The second paper reported the risk of platinum- associated hypersensitivity reactions among 409 patient with ovarian cancer, 95 (23%) of whom had a BRCA mutation.3 The investigators found a doubling (9% to 18%) in the risk of an allergic reaction among the patients with a BRCA mutation. The question to be asked here is what are the clinical or future research implications of this observation? Should patients with BRCA mutations be more carefully observed for such events, perhaps counseled regarding the risk, or should additional investigation be undertaken by other centers to confirm or refute these findings?

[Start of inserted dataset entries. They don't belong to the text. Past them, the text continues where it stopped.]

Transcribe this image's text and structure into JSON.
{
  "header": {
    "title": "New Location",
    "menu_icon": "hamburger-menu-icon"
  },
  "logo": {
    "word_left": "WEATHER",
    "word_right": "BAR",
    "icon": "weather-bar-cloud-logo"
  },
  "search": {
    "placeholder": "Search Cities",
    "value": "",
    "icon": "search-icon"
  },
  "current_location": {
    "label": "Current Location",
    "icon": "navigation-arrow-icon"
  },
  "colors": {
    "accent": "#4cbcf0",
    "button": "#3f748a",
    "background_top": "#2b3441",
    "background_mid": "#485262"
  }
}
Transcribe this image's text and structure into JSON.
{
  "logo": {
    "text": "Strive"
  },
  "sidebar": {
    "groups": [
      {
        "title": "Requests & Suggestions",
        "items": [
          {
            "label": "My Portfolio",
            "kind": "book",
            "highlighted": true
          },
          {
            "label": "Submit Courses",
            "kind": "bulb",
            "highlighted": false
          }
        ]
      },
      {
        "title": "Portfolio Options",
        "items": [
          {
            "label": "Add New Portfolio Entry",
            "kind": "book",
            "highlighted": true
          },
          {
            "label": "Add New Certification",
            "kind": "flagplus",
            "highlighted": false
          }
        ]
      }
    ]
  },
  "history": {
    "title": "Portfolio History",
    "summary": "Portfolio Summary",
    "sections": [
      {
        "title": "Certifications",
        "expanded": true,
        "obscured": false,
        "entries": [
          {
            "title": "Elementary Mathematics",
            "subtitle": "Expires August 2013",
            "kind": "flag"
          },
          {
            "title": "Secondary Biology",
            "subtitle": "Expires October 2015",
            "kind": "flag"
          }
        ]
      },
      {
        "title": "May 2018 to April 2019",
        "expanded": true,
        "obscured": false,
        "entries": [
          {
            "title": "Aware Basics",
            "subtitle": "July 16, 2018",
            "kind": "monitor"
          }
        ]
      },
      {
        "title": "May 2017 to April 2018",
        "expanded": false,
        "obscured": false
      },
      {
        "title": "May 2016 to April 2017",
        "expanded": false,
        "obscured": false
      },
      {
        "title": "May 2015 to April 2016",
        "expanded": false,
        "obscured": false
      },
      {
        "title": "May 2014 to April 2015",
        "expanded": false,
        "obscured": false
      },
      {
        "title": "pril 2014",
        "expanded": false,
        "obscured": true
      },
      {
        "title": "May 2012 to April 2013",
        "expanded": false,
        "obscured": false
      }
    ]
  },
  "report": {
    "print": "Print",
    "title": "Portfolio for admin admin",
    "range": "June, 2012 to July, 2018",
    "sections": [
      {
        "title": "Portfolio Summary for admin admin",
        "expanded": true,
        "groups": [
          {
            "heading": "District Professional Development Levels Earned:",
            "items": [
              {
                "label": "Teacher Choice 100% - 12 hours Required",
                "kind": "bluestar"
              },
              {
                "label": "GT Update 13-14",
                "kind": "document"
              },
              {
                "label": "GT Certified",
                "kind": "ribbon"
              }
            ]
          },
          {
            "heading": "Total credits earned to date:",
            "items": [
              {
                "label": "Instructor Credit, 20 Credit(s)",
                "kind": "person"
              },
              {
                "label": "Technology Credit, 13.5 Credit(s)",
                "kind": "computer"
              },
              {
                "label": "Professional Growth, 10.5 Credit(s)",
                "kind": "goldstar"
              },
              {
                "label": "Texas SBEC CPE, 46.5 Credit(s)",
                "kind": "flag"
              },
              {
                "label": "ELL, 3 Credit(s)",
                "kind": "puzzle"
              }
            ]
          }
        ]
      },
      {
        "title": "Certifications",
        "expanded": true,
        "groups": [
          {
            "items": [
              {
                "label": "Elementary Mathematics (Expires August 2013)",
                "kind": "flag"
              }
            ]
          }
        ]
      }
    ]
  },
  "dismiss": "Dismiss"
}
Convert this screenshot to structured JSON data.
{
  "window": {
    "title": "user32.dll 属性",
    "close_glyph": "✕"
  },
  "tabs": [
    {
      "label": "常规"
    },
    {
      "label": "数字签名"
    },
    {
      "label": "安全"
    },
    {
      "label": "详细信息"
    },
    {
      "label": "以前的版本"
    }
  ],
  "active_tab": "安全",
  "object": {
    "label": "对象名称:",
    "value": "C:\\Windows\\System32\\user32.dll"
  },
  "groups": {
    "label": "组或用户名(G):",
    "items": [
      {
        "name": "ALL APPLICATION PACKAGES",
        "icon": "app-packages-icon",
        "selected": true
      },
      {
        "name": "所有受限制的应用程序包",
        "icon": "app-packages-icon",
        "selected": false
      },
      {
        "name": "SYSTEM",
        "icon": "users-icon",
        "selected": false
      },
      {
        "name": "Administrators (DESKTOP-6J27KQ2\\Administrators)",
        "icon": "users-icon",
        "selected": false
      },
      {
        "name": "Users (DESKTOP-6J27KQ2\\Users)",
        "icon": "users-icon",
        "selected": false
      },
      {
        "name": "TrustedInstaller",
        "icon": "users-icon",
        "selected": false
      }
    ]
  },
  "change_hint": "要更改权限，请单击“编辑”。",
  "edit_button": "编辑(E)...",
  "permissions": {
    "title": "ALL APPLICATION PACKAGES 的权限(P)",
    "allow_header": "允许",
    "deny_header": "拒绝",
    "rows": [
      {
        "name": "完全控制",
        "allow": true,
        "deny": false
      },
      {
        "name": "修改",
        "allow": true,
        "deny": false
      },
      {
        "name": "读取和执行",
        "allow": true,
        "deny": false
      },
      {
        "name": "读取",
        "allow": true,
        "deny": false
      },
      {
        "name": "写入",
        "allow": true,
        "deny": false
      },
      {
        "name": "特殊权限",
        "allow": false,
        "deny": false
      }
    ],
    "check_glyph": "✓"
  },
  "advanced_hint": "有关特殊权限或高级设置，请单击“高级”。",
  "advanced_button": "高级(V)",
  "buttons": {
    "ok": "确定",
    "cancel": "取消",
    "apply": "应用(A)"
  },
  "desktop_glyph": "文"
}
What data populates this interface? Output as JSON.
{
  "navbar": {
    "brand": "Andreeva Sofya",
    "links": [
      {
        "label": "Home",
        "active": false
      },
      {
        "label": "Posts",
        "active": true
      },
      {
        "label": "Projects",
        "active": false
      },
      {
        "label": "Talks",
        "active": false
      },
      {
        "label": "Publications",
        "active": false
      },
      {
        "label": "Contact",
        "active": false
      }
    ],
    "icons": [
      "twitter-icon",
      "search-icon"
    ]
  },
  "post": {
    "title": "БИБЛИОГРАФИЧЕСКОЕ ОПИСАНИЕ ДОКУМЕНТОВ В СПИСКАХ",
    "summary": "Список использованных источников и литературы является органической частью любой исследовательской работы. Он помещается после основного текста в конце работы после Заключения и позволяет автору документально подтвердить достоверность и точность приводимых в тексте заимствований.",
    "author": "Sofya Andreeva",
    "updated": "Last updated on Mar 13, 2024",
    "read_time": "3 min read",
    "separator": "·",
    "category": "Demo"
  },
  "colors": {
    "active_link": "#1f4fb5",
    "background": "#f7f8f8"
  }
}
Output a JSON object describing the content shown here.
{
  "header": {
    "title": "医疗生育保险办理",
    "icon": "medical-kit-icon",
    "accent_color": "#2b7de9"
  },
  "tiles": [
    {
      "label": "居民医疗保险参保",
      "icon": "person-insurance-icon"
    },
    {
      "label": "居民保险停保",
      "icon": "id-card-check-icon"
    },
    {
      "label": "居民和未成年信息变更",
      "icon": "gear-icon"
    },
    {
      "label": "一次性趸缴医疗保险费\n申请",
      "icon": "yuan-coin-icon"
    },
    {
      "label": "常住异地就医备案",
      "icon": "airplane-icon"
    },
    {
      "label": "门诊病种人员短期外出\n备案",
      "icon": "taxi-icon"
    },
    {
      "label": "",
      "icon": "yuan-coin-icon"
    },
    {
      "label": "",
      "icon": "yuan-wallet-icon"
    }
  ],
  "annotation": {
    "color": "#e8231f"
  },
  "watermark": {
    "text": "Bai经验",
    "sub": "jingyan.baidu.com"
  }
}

Investigators of the third paper retrospectively examined an institutional experience with the efficacy and toxicity of pembrolizumab (Keytruda) plus lenvatinib (Lenvima) for the treatment of recurrent endometrial cancer.4 Among 70 patients, the investigators found that a reduced starting dose of lenvatinib was associated with less-serious adverse effects and no difference in response rates. The authors noted that “a lower starting dose of lenvatinib (14 mg daily) in combination with pembrolizumab was safe and efficacious in recurrent endometrial cancer” but appropriately added that “larger studies are required to validate these findings.” Is that study going to be initiated, and how will investigators work to ensure that appropriate randomized, controlled trials are conducted to confirm or refute this potentially highly clinically relevant observation?
A fourth study examined the National Cancer Database for the effect of fragmentation of care—surgery and chemotherapy delivered at different institutions—for patients who receive a diagnosis of ovarian cancer.5 In a population of 36,300 patients, of whom 13,347 (36.8%) received such care, investigators found that fragmentation of care between primary surgery and subsequent chemotherapy did not have an adverse effect on long-term survival. How will these data be employed by an individual clinician when determining management options for an individual patient? For example, would they consider arranging for surgery to be undertaken in a high-volume center with multiple cycles of systemic treatment given nearer to the patient’s home?
Finally, investigators of a highly provocative study examined the effect of a substantial decrease in the use of minimally invasive hysterectomy for the treatment of cervical cancer in the United States.6 Investigators found that following the publication of landmark data that reported the risk associated with the minimally invasive approach, patients were 63% less likely to receive this surgical strategy. However, the retrospective analysis revealed the decreased use of minimally invasive surgery was associated with a greater risk of perioperative complications (23%). Therefore, the question to be asked here is how will this information be incorporated into future clinical trials in this arena or in the management of individual patients?
The information that appears in medical/scientific journals may add an important new component that can advance solutions to problems affecting patients, or it may be an observation of little relevance to anyone. But if the paper does not encourage further discussion and debate, challenge existing ideas or dogma, or provide support for current biological concepts or in the clinical realm for treatment of patients, what was its purpose?